WORK TASK
Track down every line below that holds "title" and copy it.

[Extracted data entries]
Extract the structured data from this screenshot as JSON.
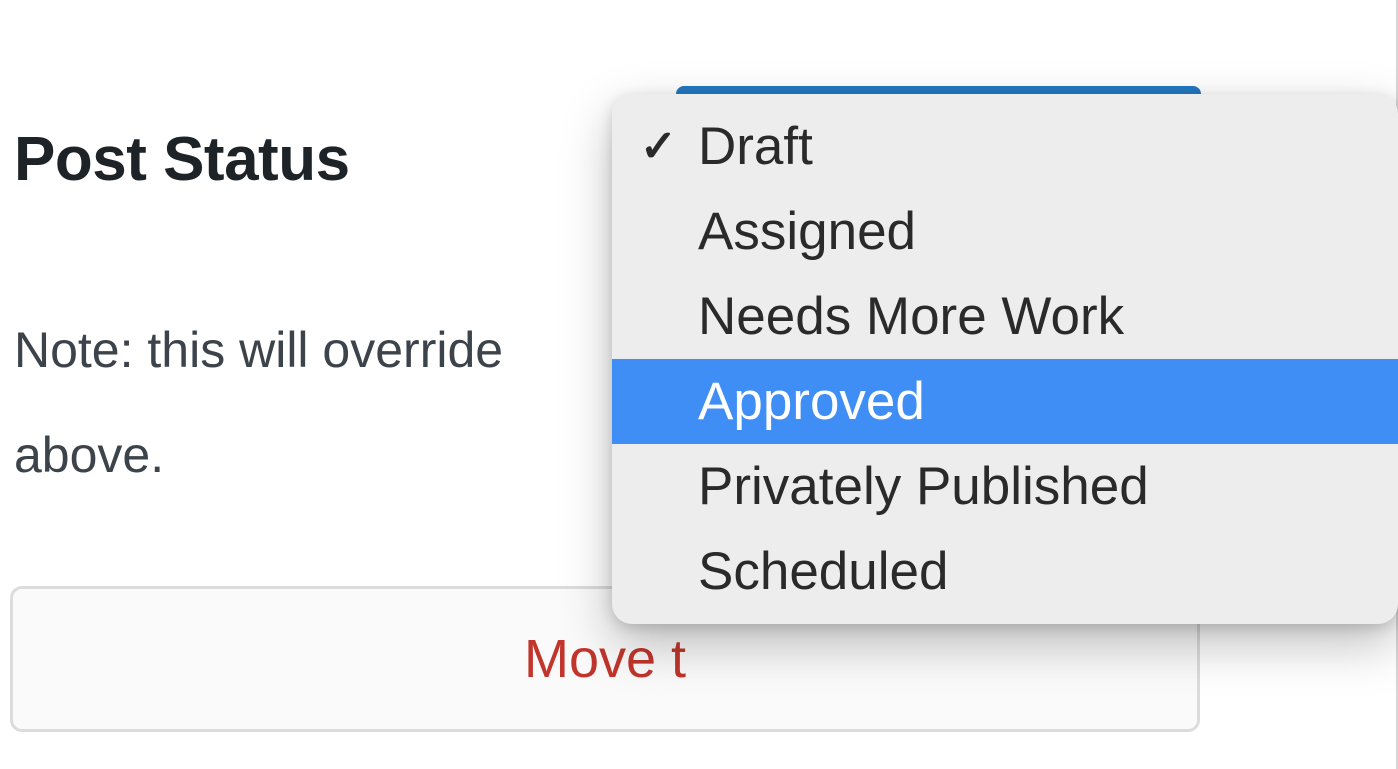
{
  "section": {
    "title": "Post Status",
    "note_line1": "Note: this will override",
    "note_line2": "above.",
    "trash_button": "Move t"
  },
  "dropdown": {
    "options": [
      {
        "label": "Draft",
        "checked": true,
        "highlighted": false
      },
      {
        "label": "Assigned",
        "checked": false,
        "highlighted": false
      },
      {
        "label": "Needs More Work",
        "checked": false,
        "highlighted": false
      },
      {
        "label": "Approved",
        "checked": false,
        "highlighted": true
      },
      {
        "label": "Privately Published",
        "checked": false,
        "highlighted": false
      },
      {
        "label": "Scheduled",
        "checked": false,
        "highlighted": false
      }
    ]
  }
}
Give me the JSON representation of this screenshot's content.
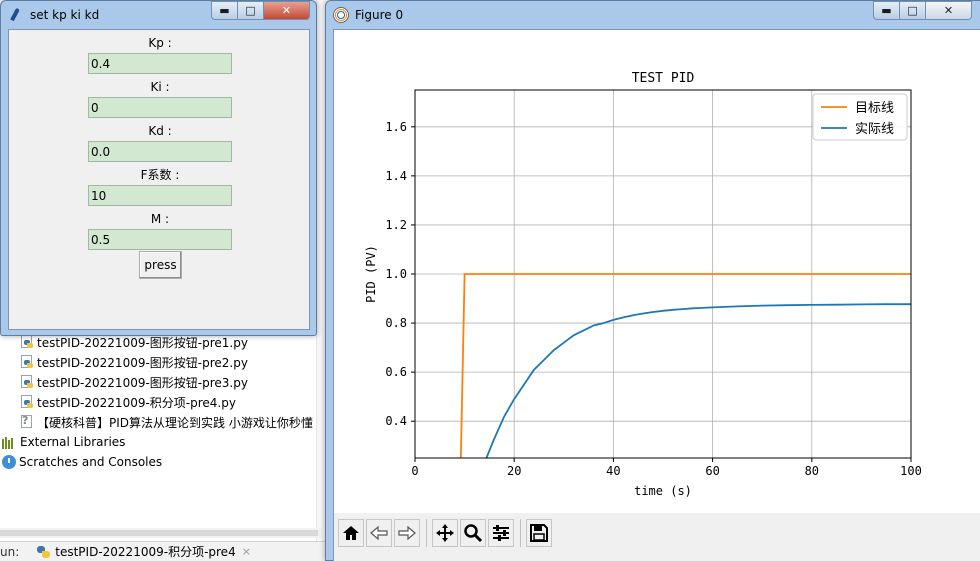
{
  "ide": {
    "project_items": [
      {
        "label": "testPID-20221009-图形按钮-pre1.py",
        "icon": "python-file-icon"
      },
      {
        "label": "testPID-20221009-图形按钮-pre2.py",
        "icon": "python-file-icon"
      },
      {
        "label": "testPID-20221009-图形按钮-pre3.py",
        "icon": "python-file-icon"
      },
      {
        "label": "testPID-20221009-积分项-pre4.py",
        "icon": "python-file-icon"
      },
      {
        "label": "【硬核科普】PID算法从理论到实践 小游戏让你秒懂",
        "icon": "unknown-file-icon"
      }
    ],
    "external_libraries": "External Libraries",
    "scratches": "Scratches and Consoles",
    "run_label": "un:",
    "run_tab": "testPID-20221009-积分项-pre4",
    "run_tab_close": "×"
  },
  "tk_dialog": {
    "title": "set kp ki kd",
    "fields": [
      {
        "label": "Kp :",
        "value": "0.4"
      },
      {
        "label": "Ki :",
        "value": "0"
      },
      {
        "label": "Kd :",
        "value": "0.0"
      },
      {
        "label": "F系数 :",
        "value": "10"
      },
      {
        "label": "M :",
        "value": "0.5"
      }
    ],
    "button": "press",
    "entry_bg": "#d2e8d0"
  },
  "figure_window": {
    "title": "Figure 0",
    "toolbar": [
      "home-icon",
      "back-icon",
      "forward-icon",
      "pan-icon",
      "zoom-icon",
      "subplots-icon",
      "save-icon"
    ]
  },
  "chart_data": {
    "type": "line",
    "title": "TEST PID",
    "xlabel": "time (s)",
    "ylabel": "PID (PV)",
    "xlim": [
      0,
      100
    ],
    "ylim": [
      0.25,
      1.75
    ],
    "xticks": [
      0,
      20,
      40,
      60,
      80,
      100
    ],
    "yticks": [
      0.4,
      0.6,
      0.8,
      1.0,
      1.2,
      1.4,
      1.6
    ],
    "grid": true,
    "legend": "top-right",
    "series": [
      {
        "name": "目标线",
        "color": "#ff7f0e",
        "x": [
          0,
          9,
          10,
          100
        ],
        "y": [
          0,
          0,
          1.0,
          1.0
        ]
      },
      {
        "name": "实际线",
        "color": "#1f77b4",
        "x": [
          10,
          12,
          14,
          16,
          18,
          20,
          22,
          24,
          26,
          28,
          30,
          32,
          34,
          36,
          38,
          40,
          42,
          44,
          46,
          48,
          50,
          52,
          54,
          56,
          58,
          60,
          65,
          70,
          75,
          80,
          85,
          90,
          95,
          100
        ],
        "y": [
          0.0,
          0.12,
          0.23,
          0.33,
          0.42,
          0.49,
          0.55,
          0.61,
          0.65,
          0.69,
          0.72,
          0.75,
          0.77,
          0.79,
          0.8,
          0.813,
          0.823,
          0.832,
          0.839,
          0.845,
          0.85,
          0.854,
          0.857,
          0.86,
          0.862,
          0.864,
          0.868,
          0.871,
          0.873,
          0.874,
          0.875,
          0.876,
          0.877,
          0.877
        ]
      }
    ]
  }
}
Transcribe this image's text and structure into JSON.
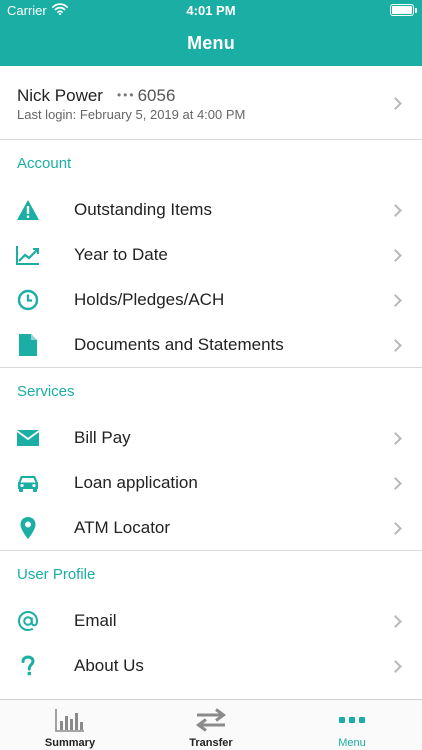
{
  "status_bar": {
    "carrier": "Carrier",
    "time": "4:01 PM"
  },
  "nav": {
    "title": "Menu"
  },
  "profile": {
    "name": "Nick Power",
    "masked_dots": "•••",
    "account_suffix": "6056",
    "last_login": "Last login: February 5, 2019 at 4:00 PM"
  },
  "sections": {
    "account": {
      "title": "Account",
      "items": [
        {
          "label": "Outstanding Items",
          "icon": "warning-icon"
        },
        {
          "label": "Year to Date",
          "icon": "trend-chart-icon"
        },
        {
          "label": "Holds/Pledges/ACH",
          "icon": "clock-icon"
        },
        {
          "label": "Documents and Statements",
          "icon": "document-icon"
        }
      ]
    },
    "services": {
      "title": "Services",
      "items": [
        {
          "label": "Bill Pay",
          "icon": "envelope-icon"
        },
        {
          "label": "Loan application",
          "icon": "car-icon"
        },
        {
          "label": "ATM Locator",
          "icon": "map-pin-icon"
        }
      ]
    },
    "user_profile": {
      "title": "User Profile",
      "items": [
        {
          "label": "Email",
          "icon": "at-sign-icon"
        },
        {
          "label": "About Us",
          "icon": "question-mark-icon"
        }
      ]
    }
  },
  "tabbar": {
    "tabs": [
      {
        "label": "Summary",
        "icon": "bar-chart-icon",
        "active": false
      },
      {
        "label": "Transfer",
        "icon": "transfer-arrows-icon",
        "active": false
      },
      {
        "label": "Menu",
        "icon": "dots-menu-icon",
        "active": true
      }
    ]
  },
  "colors": {
    "accent": "#1aaea5",
    "chevron": "#b8b8b8",
    "divider": "#d9d9d9"
  }
}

EXERCISE RESULT
    "title": "Post Status",
    "title": "set kp ki kd",
    "title": "Figure 0",
    "title": "TEST PID",
    "title": "Menu"
      "title": "Account",
      "title": "Services",
      "title": "User Profile",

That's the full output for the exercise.